Height/Weight: 6’8″, 215 pounds
Jaylen Hoard has NBA size at age 19 as he stands 6’8″ with a wingspan longer than 7’0″. His standing reach even nearly touches the rim.
Hoard doesn’t just have the size, his athleticism is also NBA ready. He is a freakish athlete with a playing style that’s perfect for today’s NBA. He’s an explosive leaper, versatile defender, and strong finisher at the rim.
Right now he’s the perfect compliment to a wing scorer. He’ll likely begin his career as an energy player off the bench.
What makes Hoard such an interesting prospect is that he does all of the little things well in small-ball lineups. He can rebound, block shots, disrupt passing lanes, defend the perimeter, and run in transition. Hoard is a small-ball prospect in a small-ball NBA.
Rebounding is one of Hoard’s biggest strengths. What makes Hoard such an excellent rebounder is his willingness to rebound on both ends. He’s strong enough to box out most forwards and can make his way to the rim with ease. A solid amount of Hoard’s offensive game relies on put-backs and high percentage second chance opportunities.
Another offensive strength for Hoard is his mid-range game. Hoard is an excellent mid-range shooter. His quick first step allows him to create space with his defender. Once he gets separation, he’s confident in his shot. That quick step also gives him space to drive the lane.
Hoard is also an excellent slasher. This is where Hoard is most effective in the half court. His explosive first step allows him to create separation from his defender for easy opportunities in the paint as mentioned.
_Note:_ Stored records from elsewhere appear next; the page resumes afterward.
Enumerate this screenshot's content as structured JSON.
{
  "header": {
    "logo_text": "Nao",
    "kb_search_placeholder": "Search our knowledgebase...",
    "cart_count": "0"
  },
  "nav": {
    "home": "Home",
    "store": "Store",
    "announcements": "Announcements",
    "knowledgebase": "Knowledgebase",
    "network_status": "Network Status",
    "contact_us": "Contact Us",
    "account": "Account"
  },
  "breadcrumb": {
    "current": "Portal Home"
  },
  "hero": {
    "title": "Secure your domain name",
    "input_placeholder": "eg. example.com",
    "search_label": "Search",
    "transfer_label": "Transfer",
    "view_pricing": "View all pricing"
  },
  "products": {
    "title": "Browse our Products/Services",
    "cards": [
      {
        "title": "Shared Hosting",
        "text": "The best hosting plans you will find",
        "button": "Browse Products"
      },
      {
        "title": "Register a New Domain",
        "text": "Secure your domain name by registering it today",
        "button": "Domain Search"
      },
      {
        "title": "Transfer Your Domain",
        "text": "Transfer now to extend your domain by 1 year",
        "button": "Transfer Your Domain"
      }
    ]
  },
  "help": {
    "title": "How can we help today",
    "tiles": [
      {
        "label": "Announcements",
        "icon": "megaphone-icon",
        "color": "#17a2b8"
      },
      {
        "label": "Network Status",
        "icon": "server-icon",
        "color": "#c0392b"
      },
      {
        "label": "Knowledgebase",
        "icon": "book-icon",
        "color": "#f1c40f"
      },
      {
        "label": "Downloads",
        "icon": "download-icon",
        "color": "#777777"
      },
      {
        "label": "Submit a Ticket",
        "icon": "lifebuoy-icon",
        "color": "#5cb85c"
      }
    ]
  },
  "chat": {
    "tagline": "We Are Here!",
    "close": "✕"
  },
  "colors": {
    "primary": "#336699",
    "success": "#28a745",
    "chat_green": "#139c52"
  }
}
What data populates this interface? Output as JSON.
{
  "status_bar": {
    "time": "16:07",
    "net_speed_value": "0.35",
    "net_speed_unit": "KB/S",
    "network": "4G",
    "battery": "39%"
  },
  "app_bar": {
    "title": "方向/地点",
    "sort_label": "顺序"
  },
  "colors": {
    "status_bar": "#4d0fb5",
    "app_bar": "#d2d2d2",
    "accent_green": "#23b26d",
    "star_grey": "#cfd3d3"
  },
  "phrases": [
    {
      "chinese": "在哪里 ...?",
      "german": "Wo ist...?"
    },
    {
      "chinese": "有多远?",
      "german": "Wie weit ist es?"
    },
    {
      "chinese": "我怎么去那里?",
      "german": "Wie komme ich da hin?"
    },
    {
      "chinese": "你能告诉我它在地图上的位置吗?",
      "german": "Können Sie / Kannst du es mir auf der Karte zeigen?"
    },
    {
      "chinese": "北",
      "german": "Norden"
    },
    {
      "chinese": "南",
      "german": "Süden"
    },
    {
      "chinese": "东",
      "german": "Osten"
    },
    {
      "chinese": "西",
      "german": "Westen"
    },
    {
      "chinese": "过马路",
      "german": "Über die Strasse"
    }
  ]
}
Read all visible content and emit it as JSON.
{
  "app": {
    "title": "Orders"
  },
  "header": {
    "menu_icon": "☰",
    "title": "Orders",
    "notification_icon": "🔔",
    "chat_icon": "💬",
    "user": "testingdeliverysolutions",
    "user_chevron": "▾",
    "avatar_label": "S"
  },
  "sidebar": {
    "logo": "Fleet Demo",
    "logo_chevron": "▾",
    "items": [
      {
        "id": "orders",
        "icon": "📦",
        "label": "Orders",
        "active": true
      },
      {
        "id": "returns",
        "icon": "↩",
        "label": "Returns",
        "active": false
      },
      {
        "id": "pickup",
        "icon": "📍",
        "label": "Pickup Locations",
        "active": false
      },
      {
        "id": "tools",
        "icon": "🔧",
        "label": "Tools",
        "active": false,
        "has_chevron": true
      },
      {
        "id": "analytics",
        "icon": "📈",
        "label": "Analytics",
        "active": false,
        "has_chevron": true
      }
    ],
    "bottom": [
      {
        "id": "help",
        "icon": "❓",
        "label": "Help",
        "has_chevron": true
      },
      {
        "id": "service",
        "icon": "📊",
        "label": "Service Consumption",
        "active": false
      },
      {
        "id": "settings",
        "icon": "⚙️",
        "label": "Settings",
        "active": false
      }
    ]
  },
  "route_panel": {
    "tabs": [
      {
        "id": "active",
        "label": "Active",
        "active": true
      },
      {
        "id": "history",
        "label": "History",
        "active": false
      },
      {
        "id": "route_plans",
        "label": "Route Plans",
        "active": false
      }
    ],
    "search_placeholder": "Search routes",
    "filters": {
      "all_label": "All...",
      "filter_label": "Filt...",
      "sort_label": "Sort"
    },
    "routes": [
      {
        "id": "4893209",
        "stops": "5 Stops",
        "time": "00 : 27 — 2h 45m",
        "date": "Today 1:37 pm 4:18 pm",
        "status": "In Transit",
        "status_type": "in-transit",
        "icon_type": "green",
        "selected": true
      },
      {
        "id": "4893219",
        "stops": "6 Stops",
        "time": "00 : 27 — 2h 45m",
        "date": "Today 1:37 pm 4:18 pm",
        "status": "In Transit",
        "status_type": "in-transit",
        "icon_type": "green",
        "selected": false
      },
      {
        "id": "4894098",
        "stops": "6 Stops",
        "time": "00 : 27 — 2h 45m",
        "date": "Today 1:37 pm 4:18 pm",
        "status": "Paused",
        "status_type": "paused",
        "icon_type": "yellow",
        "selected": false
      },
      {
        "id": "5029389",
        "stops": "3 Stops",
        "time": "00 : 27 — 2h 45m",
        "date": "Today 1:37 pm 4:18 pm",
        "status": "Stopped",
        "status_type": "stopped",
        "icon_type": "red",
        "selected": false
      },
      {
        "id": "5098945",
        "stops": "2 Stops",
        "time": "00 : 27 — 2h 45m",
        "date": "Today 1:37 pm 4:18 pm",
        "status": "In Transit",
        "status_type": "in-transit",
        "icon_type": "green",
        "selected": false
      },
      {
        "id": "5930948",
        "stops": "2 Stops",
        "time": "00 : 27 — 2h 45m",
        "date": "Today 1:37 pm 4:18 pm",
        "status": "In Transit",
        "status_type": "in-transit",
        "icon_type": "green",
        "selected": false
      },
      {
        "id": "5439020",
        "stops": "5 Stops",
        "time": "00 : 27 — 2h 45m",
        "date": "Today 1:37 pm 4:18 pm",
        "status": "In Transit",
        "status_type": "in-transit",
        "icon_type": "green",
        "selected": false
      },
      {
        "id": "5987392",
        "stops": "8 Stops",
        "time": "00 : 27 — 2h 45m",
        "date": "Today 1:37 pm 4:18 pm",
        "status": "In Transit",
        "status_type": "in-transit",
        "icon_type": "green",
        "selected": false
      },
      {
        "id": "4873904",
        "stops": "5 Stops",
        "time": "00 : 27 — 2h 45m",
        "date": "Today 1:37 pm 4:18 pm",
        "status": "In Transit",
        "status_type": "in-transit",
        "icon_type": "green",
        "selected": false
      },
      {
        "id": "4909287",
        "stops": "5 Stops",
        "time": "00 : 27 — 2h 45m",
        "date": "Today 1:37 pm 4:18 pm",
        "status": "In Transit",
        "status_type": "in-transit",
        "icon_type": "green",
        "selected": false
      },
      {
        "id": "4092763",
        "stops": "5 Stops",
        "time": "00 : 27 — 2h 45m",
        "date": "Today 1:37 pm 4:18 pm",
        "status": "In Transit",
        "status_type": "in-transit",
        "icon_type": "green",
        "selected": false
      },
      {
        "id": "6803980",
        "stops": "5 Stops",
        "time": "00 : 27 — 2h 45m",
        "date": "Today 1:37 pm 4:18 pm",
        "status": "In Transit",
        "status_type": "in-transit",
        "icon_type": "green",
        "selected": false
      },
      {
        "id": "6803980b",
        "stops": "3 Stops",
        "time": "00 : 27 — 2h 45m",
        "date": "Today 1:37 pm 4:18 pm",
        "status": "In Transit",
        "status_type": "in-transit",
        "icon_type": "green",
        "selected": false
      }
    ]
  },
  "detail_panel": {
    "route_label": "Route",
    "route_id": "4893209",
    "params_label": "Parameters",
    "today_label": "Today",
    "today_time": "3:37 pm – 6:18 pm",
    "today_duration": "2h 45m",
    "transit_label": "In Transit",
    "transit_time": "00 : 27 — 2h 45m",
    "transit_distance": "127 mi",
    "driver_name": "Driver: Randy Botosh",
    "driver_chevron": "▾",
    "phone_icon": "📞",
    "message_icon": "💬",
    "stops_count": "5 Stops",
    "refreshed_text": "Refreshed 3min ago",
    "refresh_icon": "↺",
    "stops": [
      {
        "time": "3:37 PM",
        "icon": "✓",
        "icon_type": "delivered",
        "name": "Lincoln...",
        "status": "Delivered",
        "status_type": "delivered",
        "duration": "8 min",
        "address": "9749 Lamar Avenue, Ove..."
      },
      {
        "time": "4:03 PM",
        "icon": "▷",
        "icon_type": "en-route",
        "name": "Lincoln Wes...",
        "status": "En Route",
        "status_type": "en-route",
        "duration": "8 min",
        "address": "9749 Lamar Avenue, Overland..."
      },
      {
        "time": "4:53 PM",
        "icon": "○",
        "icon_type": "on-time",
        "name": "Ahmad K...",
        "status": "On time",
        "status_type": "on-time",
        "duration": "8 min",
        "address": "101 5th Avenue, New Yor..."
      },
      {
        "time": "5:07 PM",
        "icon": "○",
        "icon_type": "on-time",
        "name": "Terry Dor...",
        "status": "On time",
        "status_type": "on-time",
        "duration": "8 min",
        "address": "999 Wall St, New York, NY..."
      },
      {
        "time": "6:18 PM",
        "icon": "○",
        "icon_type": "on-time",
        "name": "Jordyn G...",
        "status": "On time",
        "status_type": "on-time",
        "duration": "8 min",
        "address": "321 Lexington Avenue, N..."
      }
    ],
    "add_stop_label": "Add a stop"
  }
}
Expect him to make frequent back door cuts in the NBA. The more he runs and makes intelligent cuts, the more effective he’ll be at the next level.
Defensively, Hoard already has the ability to defend the two through four at the NBA level. He’s balanced enough to defend the two, long enough to defend the three, and strong enough to defend the four. I’m quite confident that his defensive ability will translate immediately into the NBA.
Jaylen Hoard needs to improve his shooting. Hoard’s been inefficient shooting from three when advancing from high school to college. That doesn’t bode well for his transition into the NBA.
Hoard’s shooting issues come from his lack of confidence and lack of shooting. When he attempts a three, Hoard shoots with the fear that he is going to miss. He also doesn’t take enough shots. His form is solid, but he’s not building off it in college. His foul shooting has also been very underwhelming. That must improve if he wants to play late in games.
Another area that needs improvement is turnovers. Hoard is a turnover machine off of the wing. His high usage affects his turnovers, but teams need to trust him to make smart decisions when he has the basketball. He commits too many sloppy and unforced turnovers.
Hoard also needs to find some game flow consistency. He disappears too often in games. He makes the biggest impact when he’s playing uptempo and dominating in transition. When the transition game isn’t working, Hoard tends to disappear.
We are expecting Jaylen Hoard to forgo his sophomore season and declare for the 2019 NBA Draft. I expect him to be selected at the end of the first or early in the second round.
The team that will get the most out of Hoard is one that plays defense with an emphasis on a transition offense. Hoard needs to use his athleticism and versatility to his advantage. If he gets selected to a team that relies on shooting, Hoard won’t be in a position to reach his full potential. His potential is through the roof, but he needs to play under the right system. The small-ball direction bodes well for Hoard’s long-term success.